TASK STATEMENT:
Retype the entries in full.

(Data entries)
----

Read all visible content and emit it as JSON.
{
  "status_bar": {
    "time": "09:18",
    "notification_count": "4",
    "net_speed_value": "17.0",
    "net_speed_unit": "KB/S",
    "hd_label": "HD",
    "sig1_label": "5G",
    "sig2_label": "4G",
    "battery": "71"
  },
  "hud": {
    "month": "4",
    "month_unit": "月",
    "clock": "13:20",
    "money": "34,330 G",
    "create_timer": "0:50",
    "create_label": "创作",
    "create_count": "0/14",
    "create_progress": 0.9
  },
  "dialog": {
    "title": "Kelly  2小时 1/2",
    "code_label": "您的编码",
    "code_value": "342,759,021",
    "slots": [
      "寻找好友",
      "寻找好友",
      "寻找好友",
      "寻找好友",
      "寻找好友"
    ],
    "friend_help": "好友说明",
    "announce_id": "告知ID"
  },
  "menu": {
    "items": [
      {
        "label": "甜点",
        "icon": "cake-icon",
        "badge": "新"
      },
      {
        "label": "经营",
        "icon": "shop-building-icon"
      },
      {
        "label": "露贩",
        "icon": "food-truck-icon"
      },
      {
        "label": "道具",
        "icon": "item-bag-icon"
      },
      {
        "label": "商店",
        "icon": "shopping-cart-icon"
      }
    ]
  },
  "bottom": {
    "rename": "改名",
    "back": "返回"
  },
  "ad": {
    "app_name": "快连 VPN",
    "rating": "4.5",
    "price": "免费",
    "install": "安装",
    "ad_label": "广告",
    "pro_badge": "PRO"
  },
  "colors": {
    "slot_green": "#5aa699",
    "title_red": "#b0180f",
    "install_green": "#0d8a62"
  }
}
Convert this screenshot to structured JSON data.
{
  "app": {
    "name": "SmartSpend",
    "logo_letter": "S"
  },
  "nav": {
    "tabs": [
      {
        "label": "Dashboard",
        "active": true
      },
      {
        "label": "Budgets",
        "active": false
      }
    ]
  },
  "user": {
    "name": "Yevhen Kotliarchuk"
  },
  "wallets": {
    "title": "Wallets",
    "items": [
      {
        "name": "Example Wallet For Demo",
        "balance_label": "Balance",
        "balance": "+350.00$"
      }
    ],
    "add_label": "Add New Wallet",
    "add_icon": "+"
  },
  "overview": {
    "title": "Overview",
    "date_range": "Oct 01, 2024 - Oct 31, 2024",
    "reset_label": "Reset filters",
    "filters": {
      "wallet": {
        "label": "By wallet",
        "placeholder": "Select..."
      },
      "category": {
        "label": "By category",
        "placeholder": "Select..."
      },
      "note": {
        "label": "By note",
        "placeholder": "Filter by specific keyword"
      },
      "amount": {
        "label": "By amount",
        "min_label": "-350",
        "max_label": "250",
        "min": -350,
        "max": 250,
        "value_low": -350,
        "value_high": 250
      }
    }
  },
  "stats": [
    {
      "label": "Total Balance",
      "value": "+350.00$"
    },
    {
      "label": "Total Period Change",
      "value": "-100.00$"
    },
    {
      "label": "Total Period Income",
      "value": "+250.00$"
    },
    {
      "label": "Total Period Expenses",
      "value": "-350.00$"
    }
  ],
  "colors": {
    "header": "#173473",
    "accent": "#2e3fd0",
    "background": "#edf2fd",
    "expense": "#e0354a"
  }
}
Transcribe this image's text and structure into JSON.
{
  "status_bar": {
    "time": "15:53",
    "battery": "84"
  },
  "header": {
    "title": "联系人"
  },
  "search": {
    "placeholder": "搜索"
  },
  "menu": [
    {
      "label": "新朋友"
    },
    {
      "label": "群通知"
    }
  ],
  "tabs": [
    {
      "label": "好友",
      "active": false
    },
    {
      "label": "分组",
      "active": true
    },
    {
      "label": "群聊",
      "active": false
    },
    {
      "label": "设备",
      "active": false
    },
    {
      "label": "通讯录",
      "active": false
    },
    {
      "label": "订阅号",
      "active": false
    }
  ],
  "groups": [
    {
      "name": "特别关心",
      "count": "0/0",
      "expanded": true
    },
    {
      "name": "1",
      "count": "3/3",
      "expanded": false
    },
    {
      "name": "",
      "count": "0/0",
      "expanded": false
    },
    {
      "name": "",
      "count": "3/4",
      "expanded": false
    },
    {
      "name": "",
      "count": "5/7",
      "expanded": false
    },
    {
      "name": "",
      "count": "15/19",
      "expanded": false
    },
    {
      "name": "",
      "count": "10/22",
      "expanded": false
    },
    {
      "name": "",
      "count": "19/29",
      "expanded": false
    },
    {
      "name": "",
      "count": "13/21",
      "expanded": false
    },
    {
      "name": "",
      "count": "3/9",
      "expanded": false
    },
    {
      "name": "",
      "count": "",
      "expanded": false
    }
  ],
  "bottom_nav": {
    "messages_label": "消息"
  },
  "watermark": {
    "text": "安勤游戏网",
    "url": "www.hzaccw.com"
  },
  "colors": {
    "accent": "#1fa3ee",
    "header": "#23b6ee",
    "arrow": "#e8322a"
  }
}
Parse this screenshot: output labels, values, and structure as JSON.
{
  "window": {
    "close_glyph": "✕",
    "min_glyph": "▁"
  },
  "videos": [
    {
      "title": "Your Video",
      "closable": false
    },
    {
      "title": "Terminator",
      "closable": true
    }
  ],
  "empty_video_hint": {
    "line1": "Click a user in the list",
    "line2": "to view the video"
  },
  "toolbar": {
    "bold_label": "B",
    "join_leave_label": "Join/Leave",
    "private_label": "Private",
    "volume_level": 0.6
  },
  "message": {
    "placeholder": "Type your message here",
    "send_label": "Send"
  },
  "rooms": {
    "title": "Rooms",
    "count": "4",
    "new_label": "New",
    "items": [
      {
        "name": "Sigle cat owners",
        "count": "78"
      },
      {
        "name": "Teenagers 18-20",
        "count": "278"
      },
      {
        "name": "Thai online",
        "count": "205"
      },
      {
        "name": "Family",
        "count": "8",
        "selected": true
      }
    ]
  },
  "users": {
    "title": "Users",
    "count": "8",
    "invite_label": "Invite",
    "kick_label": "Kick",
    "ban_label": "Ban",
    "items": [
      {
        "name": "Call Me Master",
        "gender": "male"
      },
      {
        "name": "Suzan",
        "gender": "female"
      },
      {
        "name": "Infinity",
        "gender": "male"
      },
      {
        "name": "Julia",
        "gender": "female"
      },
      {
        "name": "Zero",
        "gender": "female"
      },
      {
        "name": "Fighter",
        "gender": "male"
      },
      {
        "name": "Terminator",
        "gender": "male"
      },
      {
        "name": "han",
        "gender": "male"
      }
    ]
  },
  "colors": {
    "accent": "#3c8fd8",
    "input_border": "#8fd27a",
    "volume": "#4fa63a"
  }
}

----

ANSWER BELOW:
Read all visible content and emit it as JSON.
{
  "status_bar": {
    "time": "09:18",
    "notification_count": "4",
    "net_speed_value": "17.0",
    "net_speed_unit": "KB/S",
    "hd_label": "HD",
    "sig1_label": "5G",
    "sig2_label": "4G",
    "battery": "71"
  },
  "hud": {
    "month": "4",
    "month_unit": "月",
    "clock": "13:20",
    "money": "34,330 G",
    "create_timer": "0:50",
    "create_label": "创作",
    "create_count": "0/14",
    "create_progress": 0.9
  },
  "dialog": {
    "title": "Kelly  2小时 1/2",
    "code_label": "您的编码",
    "code_value": "342,759,021",
    "slots": [
      "寻找好友",
      "寻找好友",
      "寻找好友",
      "寻找好友",
      "寻找好友"
    ],
    "friend_help": "好友说明",
    "announce_id": "告知ID"
  },
  "menu": {
    "items": [
      {
        "label": "甜点",
        "icon": "cake-icon",
        "badge": "新"
      },
      {
        "label": "经营",
        "icon": "shop-building-icon"
      },
      {
        "label": "露贩",
        "icon": "food-truck-icon"
      },
      {
        "label": "道具",
        "icon": "item-bag-icon"
      },
      {
        "label": "商店",
        "icon": "shopping-cart-icon"
      }
    ]
  },
  "bottom": {
    "rename": "改名",
    "back": "返回"
  },
  "ad": {
    "app_name": "快连 VPN",
    "rating": "4.5",
    "price": "免费",
    "install": "安装",
    "ad_label": "广告",
    "pro_badge": "PRO"
  },
  "colors": {
    "slot_green": "#5aa699",
    "title_red": "#b0180f",
    "install_green": "#0d8a62"
  }
}
Convert this screenshot to structured JSON data.
{
  "app": {
    "name": "SmartSpend",
    "logo_letter": "S"
  },
  "nav": {
    "tabs": [
      {
        "label": "Dashboard",
        "active": true
      },
      {
        "label": "Budgets",
        "active": false
      }
    ]
  },
  "user": {
    "name": "Yevhen Kotliarchuk"
  },
  "wallets": {
    "title": "Wallets",
    "items": [
      {
        "name": "Example Wallet For Demo",
        "balance_label": "Balance",
        "balance": "+350.00$"
      }
    ],
    "add_label": "Add New Wallet",
    "add_icon": "+"
  },
  "overview": {
    "title": "Overview",
    "date_range": "Oct 01, 2024 - Oct 31, 2024",
    "reset_label": "Reset filters",
    "filters": {
      "wallet": {
        "label": "By wallet",
        "placeholder": "Select..."
      },
      "category": {
        "label": "By category",
        "placeholder": "Select..."
      },
      "note": {
        "label": "By note",
        "placeholder": "Filter by specific keyword"
      },
      "amount": {
        "label": "By amount",
        "min_label": "-350",
        "max_label": "250",
        "min": -350,
        "max": 250,
        "value_low": -350,
        "value_high": 250
      }
    }
  },
  "stats": [
    {
      "label": "Total Balance",
      "value": "+350.00$"
    },
    {
      "label": "Total Period Change",
      "value": "-100.00$"
    },
    {
      "label": "Total Period Income",
      "value": "+250.00$"
    },
    {
      "label": "Total Period Expenses",
      "value": "-350.00$"
    }
  ],
  "colors": {
    "header": "#173473",
    "accent": "#2e3fd0",
    "background": "#edf2fd",
    "expense": "#e0354a"
  }
}
Transcribe this image's text and structure into JSON.
{
  "status_bar": {
    "time": "15:53",
    "battery": "84"
  },
  "header": {
    "title": "联系人"
  },
  "search": {
    "placeholder": "搜索"
  },
  "menu": [
    {
      "label": "新朋友"
    },
    {
      "label": "群通知"
    }
  ],
  "tabs": [
    {
      "label": "好友",
      "active": false
    },
    {
      "label": "分组",
      "active": true
    },
    {
      "label": "群聊",
      "active": false
    },
    {
      "label": "设备",
      "active": false
    },
    {
      "label": "通讯录",
      "active": false
    },
    {
      "label": "订阅号",
      "active": false
    }
  ],
  "groups": [
    {
      "name": "特别关心",
      "count": "0/0",
      "expanded": true
    },
    {
      "name": "1",
      "count": "3/3",
      "expanded": false
    },
    {
      "name": "",
      "count": "0/0",
      "expanded": false
    },
    {
      "name": "",
      "count": "3/4",
      "expanded": false
    },
    {
      "name": "",
      "count": "5/7",
      "expanded": false
    },
    {
      "name": "",
      "count": "15/19",
      "expanded": false
    },
    {
      "name": "",
      "count": "10/22",
      "expanded": false
    },
    {
      "name": "",
      "count": "19/29",
      "expanded": false
    },
    {
      "name": "",
      "count": "13/21",
      "expanded": false
    },
    {
      "name": "",
      "count": "3/9",
      "expanded": false
    },
    {
      "name": "",
      "count": "",
      "expanded": false
    }
  ],
  "bottom_nav": {
    "messages_label": "消息"
  },
  "watermark": {
    "text": "安勤游戏网",
    "url": "www.hzaccw.com"
  },
  "colors": {
    "accent": "#1fa3ee",
    "header": "#23b6ee",
    "arrow": "#e8322a"
  }
}
Parse this screenshot: output labels, values, and structure as JSON.
{
  "window": {
    "close_glyph": "✕",
    "min_glyph": "▁"
  },
  "videos": [
    {
      "title": "Your Video",
      "closable": false
    },
    {
      "title": "Terminator",
      "closable": true
    }
  ],
  "empty_video_hint": {
    "line1": "Click a user in the list",
    "line2": "to view the video"
  },
  "toolbar": {
    "bold_label": "B",
    "join_leave_label": "Join/Leave",
    "private_label": "Private",
    "volume_level": 0.6
  },
  "message": {
    "placeholder": "Type your message here",
    "send_label": "Send"
  },
  "rooms": {
    "title": "Rooms",
    "count": "4",
    "new_label": "New",
    "items": [
      {
        "name": "Sigle cat owners",
        "count": "78"
      },
      {
        "name": "Teenagers 18-20",
        "count": "278"
      },
      {
        "name": "Thai online",
        "count": "205"
      },
      {
        "name": "Family",
        "count": "8",
        "selected": true
      }
    ]
  },
  "users": {
    "title": "Users",
    "count": "8",
    "invite_label": "Invite",
    "kick_label": "Kick",
    "ban_label": "Ban",
    "items": [
      {
        "name": "Call Me Master",
        "gender": "male"
      },
      {
        "name": "Suzan",
        "gender": "female"
      },
      {
        "name": "Infinity",
        "gender": "male"
      },
      {
        "name": "Julia",
        "gender": "female"
      },
      {
        "name": "Zero",
        "gender": "female"
      },
      {
        "name": "Fighter",
        "gender": "male"
      },
      {
        "name": "Terminator",
        "gender": "male"
      },
      {
        "name": "han",
        "gender": "male"
      }
    ]
  },
  "colors": {
    "accent": "#3c8fd8",
    "input_border": "#8fd27a",
    "volume": "#4fa63a"
  }
}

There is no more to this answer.